→ EXERCISE REQUIREMENTS
For each line below, return an exact copy.

[Start of section]

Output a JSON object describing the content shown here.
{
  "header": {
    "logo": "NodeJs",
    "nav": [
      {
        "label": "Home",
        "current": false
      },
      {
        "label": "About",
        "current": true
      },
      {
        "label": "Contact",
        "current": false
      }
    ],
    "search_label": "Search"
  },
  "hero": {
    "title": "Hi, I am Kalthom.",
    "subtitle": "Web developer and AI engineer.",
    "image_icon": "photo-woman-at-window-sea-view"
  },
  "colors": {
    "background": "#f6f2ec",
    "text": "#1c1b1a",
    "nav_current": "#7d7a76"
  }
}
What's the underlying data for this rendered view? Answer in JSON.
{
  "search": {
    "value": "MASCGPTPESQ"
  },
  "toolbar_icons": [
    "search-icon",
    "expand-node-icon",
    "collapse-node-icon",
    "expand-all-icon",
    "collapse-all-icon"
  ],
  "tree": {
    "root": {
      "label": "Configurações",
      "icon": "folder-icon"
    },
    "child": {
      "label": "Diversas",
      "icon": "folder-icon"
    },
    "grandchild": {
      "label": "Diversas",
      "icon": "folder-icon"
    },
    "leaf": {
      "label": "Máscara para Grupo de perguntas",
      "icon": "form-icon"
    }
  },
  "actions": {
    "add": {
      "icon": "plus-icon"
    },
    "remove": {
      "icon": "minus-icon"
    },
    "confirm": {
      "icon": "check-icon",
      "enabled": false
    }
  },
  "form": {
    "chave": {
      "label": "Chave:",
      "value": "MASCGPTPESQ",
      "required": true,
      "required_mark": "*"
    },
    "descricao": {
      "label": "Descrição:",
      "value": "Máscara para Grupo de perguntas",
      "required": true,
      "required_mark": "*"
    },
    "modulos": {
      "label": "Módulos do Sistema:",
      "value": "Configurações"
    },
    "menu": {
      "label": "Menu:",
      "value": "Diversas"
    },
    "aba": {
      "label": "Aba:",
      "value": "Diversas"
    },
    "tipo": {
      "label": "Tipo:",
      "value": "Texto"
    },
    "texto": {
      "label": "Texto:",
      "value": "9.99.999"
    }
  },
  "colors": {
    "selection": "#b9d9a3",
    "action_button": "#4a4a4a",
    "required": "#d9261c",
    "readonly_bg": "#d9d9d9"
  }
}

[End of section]

→ WRITTEN REPLY
Output a JSON object describing the content shown here.
{
  "header": {
    "logo": "NodeJs",
    "nav": [
      {
        "label": "Home",
        "current": false
      },
      {
        "label": "About",
        "current": true
      },
      {
        "label": "Contact",
        "current": false
      }
    ],
    "search_label": "Search"
  },
  "hero": {
    "title": "Hi, I am Kalthom.",
    "subtitle": "Web developer and AI engineer.",
    "image_icon": "photo-woman-at-window-sea-view"
  },
  "colors": {
    "background": "#f6f2ec",
    "text": "#1c1b1a",
    "nav_current": "#7d7a76"
  }
}
What's the underlying data for this rendered view? Answer in JSON.
{
  "search": {
    "value": "MASCGPTPESQ"
  },
  "toolbar_icons": [
    "search-icon",
    "expand-node-icon",
    "collapse-node-icon",
    "expand-all-icon",
    "collapse-all-icon"
  ],
  "tree": {
    "root": {
      "label": "Configurações",
      "icon": "folder-icon"
    },
    "child": {
      "label": "Diversas",
      "icon": "folder-icon"
    },
    "grandchild": {
      "label": "Diversas",
      "icon": "folder-icon"
    },
    "leaf": {
      "label": "Máscara para Grupo de perguntas",
      "icon": "form-icon"
    }
  },
  "actions": {
    "add": {
      "icon": "plus-icon"
    },
    "remove": {
      "icon": "minus-icon"
    },
    "confirm": {
      "icon": "check-icon",
      "enabled": false
    }
  },
  "form": {
    "chave": {
      "label": "Chave:",
      "value": "MASCGPTPESQ",
      "required": true,
      "required_mark": "*"
    },
    "descricao": {
      "label": "Descrição:",
      "value": "Máscara para Grupo de perguntas",
      "required": true,
      "required_mark": "*"
    },
    "modulos": {
      "label": "Módulos do Sistema:",
      "value": "Configurações"
    },
    "menu": {
      "label": "Menu:",
      "value": "Diversas"
    },
    "aba": {
      "label": "Aba:",
      "value": "Diversas"
    },
    "tipo": {
      "label": "Tipo:",
      "value": "Texto"
    },
    "texto": {
      "label": "Texto:",
      "value": "9.99.999"
    }
  },
  "colors": {
    "selection": "#b9d9a3",
    "action_button": "#4a4a4a",
    "required": "#d9261c",
    "readonly_bg": "#d9d9d9"
  }
}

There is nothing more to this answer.